Numerous considerations including social, cultural, biological, and specific neurological components can contribute to the general run of experience for most of us, but our individual interpretations of our unique experience of existence, while clearly difficult to verify subjectively for those who are NOT us, even when they are standing right next to us, rely on what can constitute a remarkably different perspective, and in spite of possessing a similar range of shared experiences and education, may seem quite out-of-the-ordinary to other sentient beings.

transcend image2

“Just as the imagination employs figures in order to conceive of bodies, so, in order to frame ideas of spiritual things, the intellect makes use of certain bodies which are perceived through the senses, such as wind and light…The wind signifies spirit; movement with the passage of time signifies life; light signifies knowledge; heat signifies love; and instantaneous activity signifies creation…It may seem surprising to find weighty judgements in the writings of the poets rather than the philosophers. The reason is that the poets were driven to write by enthusiasm and the force of imagination. We have within us the sparks of knowledge, as in a flint: philosophers extract them through reason, but poets force them out through the sharp blows of the imagination, so that they shine more brightly.” — Olympian Matters, Rene Descartes, 1619

Think of the varying degrees of culture shock when an individual is transplanted from a previously narrow or isolated environment of a rural character to a big city or urban center. The individual, having developed keen instincts in the previous realm of experience may find themselves virtually without adequate resources to make sense of the altered environment. Likewise, a sophisticated city dweller who handles the intricacies of city life and who may have a fine command of the urban environment, might find a remote rural landscape equally challenging. In each case, the perceptual and cognitive apparatus are fully functional, but require an additional number of experiences before comprehension can catch up. Imagine now how my own limited experience of the world thwarted my early attempts at comprehending the “eruption of unconscious contents,” (Jung) in 1973. Is it any wonder that I turned to philosophy, poetry, and investigation of the whole range of human thought and experience through the ages in order to come to terms with what happened?
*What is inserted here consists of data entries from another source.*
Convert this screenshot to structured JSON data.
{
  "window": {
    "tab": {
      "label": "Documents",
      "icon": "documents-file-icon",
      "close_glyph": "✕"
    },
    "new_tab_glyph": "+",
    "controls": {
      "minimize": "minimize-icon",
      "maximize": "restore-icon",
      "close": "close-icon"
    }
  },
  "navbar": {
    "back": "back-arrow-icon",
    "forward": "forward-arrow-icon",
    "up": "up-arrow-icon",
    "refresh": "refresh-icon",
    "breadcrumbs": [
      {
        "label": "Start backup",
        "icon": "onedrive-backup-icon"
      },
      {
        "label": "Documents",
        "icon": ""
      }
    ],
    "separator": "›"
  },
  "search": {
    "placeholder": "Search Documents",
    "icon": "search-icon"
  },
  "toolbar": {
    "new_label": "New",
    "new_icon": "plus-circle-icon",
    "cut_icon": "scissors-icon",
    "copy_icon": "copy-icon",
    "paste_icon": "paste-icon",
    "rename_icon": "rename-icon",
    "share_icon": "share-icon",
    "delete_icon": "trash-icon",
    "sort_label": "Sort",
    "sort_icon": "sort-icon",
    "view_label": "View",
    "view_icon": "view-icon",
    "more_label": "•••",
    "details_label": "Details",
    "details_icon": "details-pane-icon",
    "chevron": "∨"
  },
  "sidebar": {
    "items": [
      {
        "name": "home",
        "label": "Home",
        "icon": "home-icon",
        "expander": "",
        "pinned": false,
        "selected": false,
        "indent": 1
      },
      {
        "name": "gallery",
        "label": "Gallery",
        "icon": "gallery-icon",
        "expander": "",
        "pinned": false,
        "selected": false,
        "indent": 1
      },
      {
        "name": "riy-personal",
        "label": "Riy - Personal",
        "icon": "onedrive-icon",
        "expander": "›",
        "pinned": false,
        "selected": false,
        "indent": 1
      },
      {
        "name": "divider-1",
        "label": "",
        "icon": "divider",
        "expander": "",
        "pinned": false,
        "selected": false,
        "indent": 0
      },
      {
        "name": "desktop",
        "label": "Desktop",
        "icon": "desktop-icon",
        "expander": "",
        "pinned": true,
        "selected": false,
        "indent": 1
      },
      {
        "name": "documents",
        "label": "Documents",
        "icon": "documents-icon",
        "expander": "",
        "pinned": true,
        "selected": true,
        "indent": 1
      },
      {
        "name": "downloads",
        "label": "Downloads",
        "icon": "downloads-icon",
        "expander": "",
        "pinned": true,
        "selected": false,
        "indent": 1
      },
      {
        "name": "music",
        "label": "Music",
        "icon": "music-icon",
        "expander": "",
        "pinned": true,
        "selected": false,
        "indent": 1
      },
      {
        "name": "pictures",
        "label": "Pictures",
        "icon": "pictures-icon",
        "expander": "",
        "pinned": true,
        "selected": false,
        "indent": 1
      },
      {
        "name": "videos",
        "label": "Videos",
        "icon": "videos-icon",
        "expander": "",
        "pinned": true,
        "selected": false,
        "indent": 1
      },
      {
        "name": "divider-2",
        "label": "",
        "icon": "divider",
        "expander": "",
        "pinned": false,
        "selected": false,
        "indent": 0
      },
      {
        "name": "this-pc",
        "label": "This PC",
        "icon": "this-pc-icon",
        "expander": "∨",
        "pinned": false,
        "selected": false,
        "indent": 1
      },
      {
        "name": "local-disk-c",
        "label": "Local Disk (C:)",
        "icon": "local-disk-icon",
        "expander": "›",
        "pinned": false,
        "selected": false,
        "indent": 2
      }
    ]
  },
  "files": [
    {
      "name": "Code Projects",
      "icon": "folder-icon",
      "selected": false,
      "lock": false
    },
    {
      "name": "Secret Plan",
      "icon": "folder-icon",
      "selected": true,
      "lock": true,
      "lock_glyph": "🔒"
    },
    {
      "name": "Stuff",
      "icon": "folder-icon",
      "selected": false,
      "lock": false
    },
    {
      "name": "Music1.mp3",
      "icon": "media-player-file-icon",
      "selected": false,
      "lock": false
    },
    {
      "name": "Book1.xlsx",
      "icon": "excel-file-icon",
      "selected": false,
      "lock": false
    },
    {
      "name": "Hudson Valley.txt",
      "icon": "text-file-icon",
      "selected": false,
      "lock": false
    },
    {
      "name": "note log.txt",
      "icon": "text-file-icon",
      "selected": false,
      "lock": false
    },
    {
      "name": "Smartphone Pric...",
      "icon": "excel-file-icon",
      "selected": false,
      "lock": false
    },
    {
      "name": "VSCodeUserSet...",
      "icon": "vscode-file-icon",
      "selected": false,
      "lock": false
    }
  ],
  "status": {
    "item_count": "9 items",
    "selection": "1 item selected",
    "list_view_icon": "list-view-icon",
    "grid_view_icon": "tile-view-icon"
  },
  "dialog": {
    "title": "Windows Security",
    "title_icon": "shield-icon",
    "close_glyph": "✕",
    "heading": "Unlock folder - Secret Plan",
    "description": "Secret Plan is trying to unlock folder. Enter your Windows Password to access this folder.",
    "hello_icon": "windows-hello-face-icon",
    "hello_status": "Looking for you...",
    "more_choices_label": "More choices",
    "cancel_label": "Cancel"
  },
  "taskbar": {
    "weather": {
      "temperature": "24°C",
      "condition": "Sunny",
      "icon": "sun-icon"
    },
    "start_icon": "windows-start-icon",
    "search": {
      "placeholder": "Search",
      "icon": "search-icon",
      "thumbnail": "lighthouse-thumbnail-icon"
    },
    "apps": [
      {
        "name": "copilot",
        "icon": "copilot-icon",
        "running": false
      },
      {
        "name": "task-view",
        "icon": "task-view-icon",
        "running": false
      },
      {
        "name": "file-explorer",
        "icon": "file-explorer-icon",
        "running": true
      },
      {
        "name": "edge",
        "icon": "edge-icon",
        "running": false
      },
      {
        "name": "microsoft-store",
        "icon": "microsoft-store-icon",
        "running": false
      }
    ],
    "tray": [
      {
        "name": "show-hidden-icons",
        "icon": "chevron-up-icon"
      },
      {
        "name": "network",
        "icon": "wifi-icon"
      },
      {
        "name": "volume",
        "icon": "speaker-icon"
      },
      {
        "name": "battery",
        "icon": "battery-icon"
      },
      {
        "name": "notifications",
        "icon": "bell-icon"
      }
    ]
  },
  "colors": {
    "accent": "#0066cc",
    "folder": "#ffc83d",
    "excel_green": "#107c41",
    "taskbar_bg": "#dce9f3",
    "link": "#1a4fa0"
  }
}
If it is true, as my research and contemplation of the subject of the subjective experience of the human version of consciousness suggests, that consciousness is a manifestation and an expression of a non-physical reality which is the source of all life in the universe, and if we are able to affirm consciousness as a means through which we are able to gain access to the transcendent source of our awareness, aside from the many intellectual and spiritual benefits such knowledge might provide, it may provide, among other things, a source of genuine solace for all sentient beings who might be facing their own mortality or that of another. Reviewing my ideas on the spiritual aspects of existence generally and of consciousness particularly, it seems more urgent than ever to attend to the conclusions they infer for me, based on these ideas.

In the next few weeks, I will be posting some of the foundational ideas and conclusions drawn from the years of developing myself as a philosopher, poet, and serious student of the science of consciousness, and hope to expand the conversation throughout the new year here at